Osteochondritis dissecans is a medical condition in which the bone and cartilage loses the blood supply that enables them to function properly. This usually happens to boys between 9 to 18 years of age that are active in sports. This joint disease usually affects a boy’s knees, but it can affect the elbows and ankles as well.
Symptoms of osteochondritis dissecans include pain, soreness, stiffness, locking of the joint, and limited range of joint movement. The pain usually flares up after an intense physical activity. Those that are at a higher risk for osteochondritis dissecans are football, basketball, and soccer players.
For most children, the pain fades away and the bone will heal on its own by having plenty of rest and protecting the knee with splint, cast, or braces. Physical therapy can also be implemented to strengthen the bone joint. Your child can return to normal activities as symptoms improve over time.
However, if your child’s joint pain remains persistent and does not go away, you should seek professional medical attention. The symptoms of osteochondritis dissecans are quite similar to other bone and joint diseases so it is important to establish an accurate diagnosis as well as implement the right treatment plan.
Initial treatment for OCD usually begins with the RICE (rest, ice, compression, and elevation) method. A cast or a brace may be used to strengthen the joint and weight-bearing exercises may be implemented. However, if these do not work, surgical intervention may be needed to improve the outcome.
A patient suffering from severe osteochondritis dissecans can be treated with arthroscopy to remove the problematic cartilage from the joint.
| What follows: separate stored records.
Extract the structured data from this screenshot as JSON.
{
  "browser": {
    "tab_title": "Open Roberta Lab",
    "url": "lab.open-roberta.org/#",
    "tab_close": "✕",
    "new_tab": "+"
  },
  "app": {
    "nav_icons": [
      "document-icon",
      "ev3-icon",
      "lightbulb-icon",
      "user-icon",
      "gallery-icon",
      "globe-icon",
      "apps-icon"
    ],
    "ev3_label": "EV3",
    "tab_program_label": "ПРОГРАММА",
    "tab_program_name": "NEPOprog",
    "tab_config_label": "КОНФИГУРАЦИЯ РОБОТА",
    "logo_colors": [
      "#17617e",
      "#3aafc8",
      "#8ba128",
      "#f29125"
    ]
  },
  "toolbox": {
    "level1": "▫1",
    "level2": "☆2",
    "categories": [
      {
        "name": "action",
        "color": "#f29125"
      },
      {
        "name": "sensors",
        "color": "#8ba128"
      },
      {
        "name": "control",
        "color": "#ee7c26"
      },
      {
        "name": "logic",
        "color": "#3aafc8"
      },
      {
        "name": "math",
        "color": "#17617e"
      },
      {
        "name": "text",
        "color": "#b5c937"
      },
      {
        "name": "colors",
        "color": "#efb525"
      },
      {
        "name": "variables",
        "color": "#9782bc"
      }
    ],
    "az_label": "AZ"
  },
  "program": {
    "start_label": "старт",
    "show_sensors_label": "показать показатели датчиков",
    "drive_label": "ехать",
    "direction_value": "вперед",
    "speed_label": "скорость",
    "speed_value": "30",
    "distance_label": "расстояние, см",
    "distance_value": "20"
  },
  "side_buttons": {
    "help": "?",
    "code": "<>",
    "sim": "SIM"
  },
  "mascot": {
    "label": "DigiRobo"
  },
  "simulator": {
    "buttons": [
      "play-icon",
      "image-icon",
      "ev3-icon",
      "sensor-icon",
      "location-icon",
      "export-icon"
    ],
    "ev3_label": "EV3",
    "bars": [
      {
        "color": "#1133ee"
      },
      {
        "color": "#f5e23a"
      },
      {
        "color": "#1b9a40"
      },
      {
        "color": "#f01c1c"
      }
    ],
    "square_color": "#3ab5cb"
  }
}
Another option is drilling the bone lesion to create new pathways for the blood vessels to flow. A graft can also be done to replace the damaged joint with a new bone and cartilage.